67 reported deaths in the same time period.

314. Those are the total hospitalizations in the state since March 13. Should Alabama’s current trajectory hold, bed space in the state will be a non-issue.

60,000. The total estimated deaths in the United States has been reduced to this number after having been previously projected to be between 100,000 and 250,000.

1,200. That’s the number of masks donated to hospitals and nursing homes by Masks for Marshall County. Volunteer efforts like this are popping up across Alabama as members of the community seek to help those most vulnerable.

Mobile County now has 249 reported cases.
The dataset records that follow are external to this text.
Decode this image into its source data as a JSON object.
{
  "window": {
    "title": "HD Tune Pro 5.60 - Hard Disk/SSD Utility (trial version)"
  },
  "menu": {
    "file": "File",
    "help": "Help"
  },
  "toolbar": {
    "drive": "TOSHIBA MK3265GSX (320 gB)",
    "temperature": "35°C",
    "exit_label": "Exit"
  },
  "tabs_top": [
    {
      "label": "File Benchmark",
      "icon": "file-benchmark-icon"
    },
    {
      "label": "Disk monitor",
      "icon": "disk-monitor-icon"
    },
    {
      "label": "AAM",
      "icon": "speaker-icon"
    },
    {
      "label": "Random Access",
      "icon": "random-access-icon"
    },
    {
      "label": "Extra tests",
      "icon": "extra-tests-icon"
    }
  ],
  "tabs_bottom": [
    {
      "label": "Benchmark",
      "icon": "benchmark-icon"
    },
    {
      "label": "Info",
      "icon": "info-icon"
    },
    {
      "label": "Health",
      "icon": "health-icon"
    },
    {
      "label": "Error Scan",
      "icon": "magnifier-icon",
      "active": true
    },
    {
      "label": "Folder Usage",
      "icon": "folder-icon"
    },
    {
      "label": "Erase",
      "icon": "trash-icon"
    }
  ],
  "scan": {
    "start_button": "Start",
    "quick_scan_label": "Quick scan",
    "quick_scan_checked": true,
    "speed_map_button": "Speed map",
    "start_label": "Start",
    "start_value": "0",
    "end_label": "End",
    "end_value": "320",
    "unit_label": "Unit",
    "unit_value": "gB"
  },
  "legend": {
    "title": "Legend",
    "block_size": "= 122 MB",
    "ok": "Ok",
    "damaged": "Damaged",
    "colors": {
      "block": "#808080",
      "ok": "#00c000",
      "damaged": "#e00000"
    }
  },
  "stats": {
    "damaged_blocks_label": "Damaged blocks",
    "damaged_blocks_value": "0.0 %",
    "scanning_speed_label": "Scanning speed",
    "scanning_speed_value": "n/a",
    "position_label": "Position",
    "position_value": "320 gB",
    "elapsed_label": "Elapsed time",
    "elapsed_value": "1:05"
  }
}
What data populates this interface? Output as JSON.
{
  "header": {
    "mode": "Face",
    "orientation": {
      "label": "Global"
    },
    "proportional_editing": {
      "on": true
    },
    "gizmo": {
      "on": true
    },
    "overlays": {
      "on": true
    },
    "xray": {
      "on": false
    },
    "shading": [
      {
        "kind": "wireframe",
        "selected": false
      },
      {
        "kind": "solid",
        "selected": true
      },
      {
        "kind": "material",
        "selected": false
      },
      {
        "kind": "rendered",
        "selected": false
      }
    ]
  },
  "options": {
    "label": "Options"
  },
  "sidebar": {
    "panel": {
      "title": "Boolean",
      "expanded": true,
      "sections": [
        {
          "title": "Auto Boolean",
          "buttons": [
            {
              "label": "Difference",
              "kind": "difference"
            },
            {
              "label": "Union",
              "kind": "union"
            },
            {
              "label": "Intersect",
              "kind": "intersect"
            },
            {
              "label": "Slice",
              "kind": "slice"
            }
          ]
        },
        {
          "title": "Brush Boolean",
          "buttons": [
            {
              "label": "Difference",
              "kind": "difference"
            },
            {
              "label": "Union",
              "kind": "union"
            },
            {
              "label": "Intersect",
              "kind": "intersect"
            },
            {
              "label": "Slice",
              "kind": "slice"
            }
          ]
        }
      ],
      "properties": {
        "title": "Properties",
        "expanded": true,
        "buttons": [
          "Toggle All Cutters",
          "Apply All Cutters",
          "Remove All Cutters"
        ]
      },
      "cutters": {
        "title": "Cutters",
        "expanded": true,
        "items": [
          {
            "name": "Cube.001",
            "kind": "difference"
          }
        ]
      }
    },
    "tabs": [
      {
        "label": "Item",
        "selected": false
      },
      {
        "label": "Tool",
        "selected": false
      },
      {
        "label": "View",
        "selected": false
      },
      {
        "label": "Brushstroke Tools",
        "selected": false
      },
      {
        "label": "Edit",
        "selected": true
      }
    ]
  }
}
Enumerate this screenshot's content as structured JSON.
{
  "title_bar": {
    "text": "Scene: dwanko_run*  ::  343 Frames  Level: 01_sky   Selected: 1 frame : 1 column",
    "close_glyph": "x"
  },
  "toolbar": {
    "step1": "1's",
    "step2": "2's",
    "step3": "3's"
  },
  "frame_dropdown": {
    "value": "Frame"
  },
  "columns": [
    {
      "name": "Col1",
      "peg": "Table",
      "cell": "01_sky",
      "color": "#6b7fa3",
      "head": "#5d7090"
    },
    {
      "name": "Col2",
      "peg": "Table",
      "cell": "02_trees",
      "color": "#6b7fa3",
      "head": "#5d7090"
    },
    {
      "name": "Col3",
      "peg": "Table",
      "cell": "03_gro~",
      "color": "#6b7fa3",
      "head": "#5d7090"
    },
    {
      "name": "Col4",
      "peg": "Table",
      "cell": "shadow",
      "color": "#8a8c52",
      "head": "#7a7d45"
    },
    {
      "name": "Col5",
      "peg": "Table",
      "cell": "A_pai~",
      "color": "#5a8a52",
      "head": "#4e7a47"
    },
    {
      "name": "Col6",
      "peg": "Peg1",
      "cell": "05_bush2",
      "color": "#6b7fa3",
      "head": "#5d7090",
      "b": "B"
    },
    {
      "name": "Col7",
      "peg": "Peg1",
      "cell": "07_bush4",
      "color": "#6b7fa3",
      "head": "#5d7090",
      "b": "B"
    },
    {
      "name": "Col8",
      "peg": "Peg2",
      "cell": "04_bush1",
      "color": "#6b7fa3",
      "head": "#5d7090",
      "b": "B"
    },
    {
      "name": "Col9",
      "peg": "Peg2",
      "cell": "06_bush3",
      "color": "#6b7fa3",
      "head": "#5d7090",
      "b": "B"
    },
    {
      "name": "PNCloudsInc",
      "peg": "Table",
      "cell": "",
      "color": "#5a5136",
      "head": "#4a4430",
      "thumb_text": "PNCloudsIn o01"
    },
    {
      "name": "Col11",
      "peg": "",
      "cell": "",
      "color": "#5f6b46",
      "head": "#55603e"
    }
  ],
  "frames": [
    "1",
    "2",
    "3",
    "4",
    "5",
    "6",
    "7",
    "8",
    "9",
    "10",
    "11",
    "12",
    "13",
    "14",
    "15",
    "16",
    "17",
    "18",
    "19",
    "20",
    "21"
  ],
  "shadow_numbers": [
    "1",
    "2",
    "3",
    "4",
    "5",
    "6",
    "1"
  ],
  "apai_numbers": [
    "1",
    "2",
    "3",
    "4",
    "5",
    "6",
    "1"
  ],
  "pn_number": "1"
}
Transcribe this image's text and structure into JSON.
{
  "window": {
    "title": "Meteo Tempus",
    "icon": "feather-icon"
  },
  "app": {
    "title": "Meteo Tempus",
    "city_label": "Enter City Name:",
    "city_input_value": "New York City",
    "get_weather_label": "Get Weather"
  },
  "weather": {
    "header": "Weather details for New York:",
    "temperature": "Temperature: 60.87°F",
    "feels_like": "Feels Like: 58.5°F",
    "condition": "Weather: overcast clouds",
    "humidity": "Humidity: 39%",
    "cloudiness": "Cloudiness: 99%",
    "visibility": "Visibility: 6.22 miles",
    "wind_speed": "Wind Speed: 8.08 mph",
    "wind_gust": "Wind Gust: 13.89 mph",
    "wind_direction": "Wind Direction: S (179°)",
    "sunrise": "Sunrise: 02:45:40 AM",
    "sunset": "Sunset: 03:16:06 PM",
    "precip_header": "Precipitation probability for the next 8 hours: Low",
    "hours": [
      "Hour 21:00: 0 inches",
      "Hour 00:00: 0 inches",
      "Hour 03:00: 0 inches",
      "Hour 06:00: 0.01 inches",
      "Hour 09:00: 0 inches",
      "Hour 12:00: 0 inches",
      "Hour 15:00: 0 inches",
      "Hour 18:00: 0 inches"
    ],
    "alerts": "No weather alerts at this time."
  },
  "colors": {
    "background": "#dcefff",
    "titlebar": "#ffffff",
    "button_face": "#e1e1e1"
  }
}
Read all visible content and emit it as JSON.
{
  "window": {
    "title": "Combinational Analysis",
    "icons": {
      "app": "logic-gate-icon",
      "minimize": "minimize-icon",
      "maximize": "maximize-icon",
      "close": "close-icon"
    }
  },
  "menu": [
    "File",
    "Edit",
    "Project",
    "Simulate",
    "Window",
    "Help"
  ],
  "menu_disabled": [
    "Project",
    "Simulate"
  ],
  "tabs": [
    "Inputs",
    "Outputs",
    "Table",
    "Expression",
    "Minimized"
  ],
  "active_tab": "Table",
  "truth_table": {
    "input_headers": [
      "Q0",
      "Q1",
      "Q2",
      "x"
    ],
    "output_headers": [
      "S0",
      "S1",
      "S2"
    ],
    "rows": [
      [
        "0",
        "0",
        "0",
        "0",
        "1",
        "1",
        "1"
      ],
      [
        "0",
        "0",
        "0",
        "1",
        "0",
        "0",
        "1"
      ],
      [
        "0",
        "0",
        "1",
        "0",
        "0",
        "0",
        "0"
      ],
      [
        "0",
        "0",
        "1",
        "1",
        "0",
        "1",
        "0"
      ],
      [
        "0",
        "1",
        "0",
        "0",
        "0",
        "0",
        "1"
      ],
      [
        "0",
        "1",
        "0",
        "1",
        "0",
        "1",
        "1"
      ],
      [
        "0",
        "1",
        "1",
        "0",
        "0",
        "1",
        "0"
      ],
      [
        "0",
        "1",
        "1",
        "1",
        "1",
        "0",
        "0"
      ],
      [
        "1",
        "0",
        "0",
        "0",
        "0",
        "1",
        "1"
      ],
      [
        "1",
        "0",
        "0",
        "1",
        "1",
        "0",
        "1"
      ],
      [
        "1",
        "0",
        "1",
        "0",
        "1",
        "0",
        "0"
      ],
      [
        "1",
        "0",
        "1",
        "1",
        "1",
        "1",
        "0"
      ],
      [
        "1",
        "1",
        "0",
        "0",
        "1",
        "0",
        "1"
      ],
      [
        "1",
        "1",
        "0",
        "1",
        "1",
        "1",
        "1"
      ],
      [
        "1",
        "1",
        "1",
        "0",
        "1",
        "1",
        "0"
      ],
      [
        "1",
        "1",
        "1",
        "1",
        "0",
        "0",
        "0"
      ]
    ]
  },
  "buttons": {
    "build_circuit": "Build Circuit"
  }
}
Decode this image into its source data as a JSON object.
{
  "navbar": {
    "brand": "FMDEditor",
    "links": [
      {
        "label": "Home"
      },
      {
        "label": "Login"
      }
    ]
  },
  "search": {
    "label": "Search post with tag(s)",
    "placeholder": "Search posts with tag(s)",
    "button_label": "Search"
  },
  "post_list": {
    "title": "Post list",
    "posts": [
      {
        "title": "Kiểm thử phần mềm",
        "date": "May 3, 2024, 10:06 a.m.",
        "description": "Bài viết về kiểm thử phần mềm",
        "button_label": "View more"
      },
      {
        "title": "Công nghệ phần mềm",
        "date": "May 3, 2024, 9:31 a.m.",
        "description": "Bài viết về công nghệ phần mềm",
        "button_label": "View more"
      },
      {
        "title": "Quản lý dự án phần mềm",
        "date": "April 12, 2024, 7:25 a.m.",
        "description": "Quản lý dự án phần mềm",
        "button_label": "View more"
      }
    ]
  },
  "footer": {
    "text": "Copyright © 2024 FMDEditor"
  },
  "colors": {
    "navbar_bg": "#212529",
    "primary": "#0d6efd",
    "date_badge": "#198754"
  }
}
15. That’s the number of employees at Grayson Air Conditioning in Mobile who received  lunch vouchers from company owner Richard Ridge so they could eat out and support local restaurants struggling to do business. Ridge challenged those deemed essential to support other businesses as best as they can.

363 healthcare workers have now developed confirmed cases which is why there have been efforts in communities across the state to offer support and gratitude.

3. The number of hours coronavirus can remain viable in the air.

24. The number of hours coronavirus can remain viable on cardboard such as packages delivered by Amazon.

72. The number of hours coronavirus can remain viable on a plastic surface similar to a bottle of water.

100. That’s the number of birthdays World War II veteran and Mobile resident Henry Waltman was supposed to celebrate at Battleship Park this week. Unfortunately, due to the outbreak, his birthday party had to be canceled. Instead, friends drove by his home and honked their horns.

56.54. This is the percentage of women among the confirmed cases in the Yellowhammer State.

1,000,000 is the amount of dollars the Poarch Band of Creek Indians donated to Atmore Community Hospital. Tribal chair and CEO Stephanie Bryan said, “We are committed to doing everything we can to make sure this great hospital that serves our community has what it needs.”

7. The number of days coronavirus can live on the outside of a surgical mask. A reminder for everyone of the care required even when using extra precautions.

40. That’s the number of years of experience Dr. Richard Myers has working in genetics. Myers is leading the effort at Huntsville’s HudsonAlpha Institute to develop a treatment and a vaccine for coronavirus.

180. For some, this may be the most important number on the list. It’s the number of days until the college football season kicks off on September 5. It’s good to have something to look forward to.

Tim Howe is an owner of Yellowhammer Multimedia